WHAT IS REQUIRED: Search the records for lines that contain the word "Spill". Copy them all.

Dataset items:

==========

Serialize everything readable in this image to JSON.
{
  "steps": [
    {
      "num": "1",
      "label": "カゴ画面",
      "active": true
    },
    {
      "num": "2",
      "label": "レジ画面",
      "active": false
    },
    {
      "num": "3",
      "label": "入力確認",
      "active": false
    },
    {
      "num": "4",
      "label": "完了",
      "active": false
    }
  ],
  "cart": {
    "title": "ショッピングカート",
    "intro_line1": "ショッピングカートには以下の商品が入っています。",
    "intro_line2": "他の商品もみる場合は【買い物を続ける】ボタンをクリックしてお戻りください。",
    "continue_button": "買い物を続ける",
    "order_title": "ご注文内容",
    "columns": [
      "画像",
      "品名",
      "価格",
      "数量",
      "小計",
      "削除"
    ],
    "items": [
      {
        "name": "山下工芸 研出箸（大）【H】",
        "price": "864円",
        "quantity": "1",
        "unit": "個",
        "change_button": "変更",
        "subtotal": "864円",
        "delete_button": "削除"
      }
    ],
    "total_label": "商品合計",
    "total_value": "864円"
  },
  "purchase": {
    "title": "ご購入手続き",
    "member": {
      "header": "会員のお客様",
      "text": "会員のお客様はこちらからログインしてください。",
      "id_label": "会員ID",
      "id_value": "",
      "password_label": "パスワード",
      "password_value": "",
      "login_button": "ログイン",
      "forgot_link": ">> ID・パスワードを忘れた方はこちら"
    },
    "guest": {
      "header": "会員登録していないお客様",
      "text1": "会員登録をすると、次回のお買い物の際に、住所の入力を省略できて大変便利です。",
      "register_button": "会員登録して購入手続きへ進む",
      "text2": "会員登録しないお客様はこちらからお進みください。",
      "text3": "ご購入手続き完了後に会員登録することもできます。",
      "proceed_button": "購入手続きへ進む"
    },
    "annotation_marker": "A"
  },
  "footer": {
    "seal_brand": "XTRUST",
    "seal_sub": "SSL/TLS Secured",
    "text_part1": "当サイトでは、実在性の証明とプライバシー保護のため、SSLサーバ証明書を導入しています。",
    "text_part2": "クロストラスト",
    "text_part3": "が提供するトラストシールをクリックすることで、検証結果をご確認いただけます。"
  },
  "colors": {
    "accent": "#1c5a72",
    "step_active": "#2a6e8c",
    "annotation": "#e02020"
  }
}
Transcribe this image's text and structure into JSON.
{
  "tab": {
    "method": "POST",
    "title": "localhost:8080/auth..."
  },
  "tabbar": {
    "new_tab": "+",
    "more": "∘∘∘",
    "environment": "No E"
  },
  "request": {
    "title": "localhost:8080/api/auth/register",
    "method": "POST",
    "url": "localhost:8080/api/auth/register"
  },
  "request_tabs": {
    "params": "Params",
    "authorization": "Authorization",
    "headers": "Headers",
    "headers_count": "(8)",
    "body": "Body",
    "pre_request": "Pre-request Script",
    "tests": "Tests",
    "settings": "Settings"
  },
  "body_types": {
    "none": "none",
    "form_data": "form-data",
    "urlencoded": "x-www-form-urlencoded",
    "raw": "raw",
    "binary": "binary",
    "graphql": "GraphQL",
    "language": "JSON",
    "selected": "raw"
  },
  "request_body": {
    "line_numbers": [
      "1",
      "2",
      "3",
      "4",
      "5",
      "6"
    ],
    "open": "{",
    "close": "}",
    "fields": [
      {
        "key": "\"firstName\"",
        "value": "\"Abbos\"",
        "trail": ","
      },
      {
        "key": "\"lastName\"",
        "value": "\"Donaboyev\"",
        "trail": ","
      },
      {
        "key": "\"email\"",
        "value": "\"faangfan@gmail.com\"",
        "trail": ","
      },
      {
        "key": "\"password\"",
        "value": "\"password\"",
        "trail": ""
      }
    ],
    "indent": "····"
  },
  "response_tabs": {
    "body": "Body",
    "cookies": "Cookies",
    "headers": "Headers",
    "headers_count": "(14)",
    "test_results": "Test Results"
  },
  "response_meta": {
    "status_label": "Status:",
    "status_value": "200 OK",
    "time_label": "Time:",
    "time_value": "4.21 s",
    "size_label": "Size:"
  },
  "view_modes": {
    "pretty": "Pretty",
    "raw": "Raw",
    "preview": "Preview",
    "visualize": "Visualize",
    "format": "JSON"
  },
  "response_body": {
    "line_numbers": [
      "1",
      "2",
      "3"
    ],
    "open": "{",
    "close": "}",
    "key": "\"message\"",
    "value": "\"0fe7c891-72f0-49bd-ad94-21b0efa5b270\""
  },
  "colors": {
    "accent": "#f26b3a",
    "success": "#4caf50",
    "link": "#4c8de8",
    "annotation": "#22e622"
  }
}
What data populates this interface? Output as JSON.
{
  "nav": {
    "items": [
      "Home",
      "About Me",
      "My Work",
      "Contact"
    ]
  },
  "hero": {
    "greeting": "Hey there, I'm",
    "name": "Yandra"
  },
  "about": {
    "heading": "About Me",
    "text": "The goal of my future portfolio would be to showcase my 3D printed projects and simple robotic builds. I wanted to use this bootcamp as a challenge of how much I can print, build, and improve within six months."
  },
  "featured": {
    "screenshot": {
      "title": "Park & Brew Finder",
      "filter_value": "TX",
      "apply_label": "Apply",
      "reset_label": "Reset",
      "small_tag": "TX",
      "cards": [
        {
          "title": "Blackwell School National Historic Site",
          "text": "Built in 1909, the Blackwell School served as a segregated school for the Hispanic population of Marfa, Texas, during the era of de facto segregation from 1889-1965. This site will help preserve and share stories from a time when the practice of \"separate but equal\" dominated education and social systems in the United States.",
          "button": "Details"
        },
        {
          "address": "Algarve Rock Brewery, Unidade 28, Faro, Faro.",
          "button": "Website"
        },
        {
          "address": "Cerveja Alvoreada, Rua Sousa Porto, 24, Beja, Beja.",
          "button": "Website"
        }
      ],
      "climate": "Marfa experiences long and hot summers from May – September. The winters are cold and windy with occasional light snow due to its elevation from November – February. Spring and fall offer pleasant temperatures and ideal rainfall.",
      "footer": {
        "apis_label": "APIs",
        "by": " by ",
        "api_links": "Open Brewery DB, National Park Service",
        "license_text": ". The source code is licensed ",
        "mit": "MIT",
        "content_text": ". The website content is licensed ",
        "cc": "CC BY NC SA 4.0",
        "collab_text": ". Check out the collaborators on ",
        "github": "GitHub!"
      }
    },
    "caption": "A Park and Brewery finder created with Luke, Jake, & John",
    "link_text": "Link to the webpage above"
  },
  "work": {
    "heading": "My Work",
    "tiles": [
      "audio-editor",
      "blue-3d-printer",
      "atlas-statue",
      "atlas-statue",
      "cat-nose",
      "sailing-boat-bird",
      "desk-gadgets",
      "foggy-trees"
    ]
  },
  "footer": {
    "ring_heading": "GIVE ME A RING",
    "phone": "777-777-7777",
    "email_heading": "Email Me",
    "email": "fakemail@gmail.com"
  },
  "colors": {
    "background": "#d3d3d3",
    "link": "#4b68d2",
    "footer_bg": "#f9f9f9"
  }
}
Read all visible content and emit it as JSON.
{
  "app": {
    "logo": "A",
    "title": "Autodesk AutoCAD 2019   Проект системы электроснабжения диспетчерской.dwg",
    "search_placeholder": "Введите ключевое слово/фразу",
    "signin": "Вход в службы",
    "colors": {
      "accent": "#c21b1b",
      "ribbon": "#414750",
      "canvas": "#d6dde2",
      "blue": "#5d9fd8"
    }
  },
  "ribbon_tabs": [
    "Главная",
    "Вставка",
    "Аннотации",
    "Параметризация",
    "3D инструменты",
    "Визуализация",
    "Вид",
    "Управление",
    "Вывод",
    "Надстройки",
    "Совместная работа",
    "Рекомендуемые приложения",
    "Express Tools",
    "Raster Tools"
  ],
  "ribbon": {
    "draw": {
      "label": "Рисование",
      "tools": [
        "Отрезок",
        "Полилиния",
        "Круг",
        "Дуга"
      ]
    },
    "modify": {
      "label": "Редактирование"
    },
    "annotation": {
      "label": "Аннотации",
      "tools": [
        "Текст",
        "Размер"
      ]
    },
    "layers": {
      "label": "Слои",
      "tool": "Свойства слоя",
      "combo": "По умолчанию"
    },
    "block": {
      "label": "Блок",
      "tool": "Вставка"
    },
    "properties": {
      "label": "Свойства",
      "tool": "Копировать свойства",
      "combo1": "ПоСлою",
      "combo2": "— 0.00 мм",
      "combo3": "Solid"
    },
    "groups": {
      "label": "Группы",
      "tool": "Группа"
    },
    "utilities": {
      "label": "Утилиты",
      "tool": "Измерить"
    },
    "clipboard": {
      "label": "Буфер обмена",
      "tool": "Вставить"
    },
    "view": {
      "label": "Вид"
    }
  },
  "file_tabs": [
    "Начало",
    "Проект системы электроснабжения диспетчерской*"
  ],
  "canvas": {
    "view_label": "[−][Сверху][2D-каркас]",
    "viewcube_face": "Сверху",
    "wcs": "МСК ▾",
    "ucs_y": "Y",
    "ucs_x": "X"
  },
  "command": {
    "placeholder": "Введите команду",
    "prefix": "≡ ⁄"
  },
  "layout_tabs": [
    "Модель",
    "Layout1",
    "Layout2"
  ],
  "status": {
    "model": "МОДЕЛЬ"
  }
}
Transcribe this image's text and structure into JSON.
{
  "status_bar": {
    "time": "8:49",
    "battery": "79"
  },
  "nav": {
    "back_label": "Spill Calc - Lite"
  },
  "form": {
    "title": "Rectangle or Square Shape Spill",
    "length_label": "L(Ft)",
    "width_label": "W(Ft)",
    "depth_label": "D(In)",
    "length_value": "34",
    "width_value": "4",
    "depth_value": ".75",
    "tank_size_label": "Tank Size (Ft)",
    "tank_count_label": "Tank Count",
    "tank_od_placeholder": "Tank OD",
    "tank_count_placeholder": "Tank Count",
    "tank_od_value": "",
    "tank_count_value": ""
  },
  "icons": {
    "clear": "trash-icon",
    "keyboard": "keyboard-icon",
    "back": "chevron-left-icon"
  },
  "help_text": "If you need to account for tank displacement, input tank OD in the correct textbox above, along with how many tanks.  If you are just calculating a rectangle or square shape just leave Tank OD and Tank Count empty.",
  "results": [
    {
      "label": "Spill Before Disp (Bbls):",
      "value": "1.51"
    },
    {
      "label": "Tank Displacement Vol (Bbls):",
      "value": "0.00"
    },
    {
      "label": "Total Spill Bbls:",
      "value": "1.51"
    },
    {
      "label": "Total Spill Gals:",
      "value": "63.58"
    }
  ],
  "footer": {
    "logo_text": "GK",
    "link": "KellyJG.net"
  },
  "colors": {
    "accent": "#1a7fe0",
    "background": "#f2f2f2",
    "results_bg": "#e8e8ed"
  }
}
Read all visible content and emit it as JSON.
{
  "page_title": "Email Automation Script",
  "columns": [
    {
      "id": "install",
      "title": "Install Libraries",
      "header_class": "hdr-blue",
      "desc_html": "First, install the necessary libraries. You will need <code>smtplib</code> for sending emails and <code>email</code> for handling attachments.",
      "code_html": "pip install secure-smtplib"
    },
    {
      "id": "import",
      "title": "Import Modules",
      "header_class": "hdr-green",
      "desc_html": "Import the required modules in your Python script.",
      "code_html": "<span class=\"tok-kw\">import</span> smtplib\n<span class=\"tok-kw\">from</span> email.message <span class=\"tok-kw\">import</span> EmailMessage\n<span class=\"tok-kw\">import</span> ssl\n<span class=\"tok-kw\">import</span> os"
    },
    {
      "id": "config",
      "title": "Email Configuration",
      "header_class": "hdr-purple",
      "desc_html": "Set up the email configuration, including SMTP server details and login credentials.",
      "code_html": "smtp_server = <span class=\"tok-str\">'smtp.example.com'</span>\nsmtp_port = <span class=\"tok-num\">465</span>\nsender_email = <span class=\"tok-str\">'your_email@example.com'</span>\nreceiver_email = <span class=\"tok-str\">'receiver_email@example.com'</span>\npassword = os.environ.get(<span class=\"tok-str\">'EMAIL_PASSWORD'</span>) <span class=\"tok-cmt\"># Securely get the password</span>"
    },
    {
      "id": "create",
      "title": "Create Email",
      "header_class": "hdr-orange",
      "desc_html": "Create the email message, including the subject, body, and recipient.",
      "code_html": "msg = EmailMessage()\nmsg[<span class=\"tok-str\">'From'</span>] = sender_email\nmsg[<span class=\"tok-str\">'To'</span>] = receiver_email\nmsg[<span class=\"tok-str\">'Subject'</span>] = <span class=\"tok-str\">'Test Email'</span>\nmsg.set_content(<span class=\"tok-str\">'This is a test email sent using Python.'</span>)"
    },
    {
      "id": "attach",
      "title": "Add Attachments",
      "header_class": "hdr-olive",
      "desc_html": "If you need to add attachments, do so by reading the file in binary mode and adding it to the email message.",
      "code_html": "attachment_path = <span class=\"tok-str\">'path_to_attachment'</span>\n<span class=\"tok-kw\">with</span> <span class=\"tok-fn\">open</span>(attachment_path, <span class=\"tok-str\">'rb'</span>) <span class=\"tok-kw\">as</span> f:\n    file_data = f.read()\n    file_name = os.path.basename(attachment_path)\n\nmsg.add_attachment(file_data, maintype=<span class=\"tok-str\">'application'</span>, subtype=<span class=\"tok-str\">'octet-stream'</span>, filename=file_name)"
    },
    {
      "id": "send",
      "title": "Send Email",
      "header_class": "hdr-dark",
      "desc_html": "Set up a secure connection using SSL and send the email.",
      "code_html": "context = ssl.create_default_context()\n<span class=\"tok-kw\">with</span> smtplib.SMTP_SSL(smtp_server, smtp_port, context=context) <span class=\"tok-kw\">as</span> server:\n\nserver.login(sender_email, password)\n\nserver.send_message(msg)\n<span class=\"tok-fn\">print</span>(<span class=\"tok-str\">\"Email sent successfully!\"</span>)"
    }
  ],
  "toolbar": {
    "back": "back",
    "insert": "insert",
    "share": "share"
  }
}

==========

ANSWER TO THE EXERCISE:
    "back_label": "Spill Calc - Lite"
    "title": "Rectangle or Square Shape Spill",
      "label": "Spill Before Disp (Bbls):",
      "label": "Total Spill Bbls:",
      "label": "Total Spill Gals:",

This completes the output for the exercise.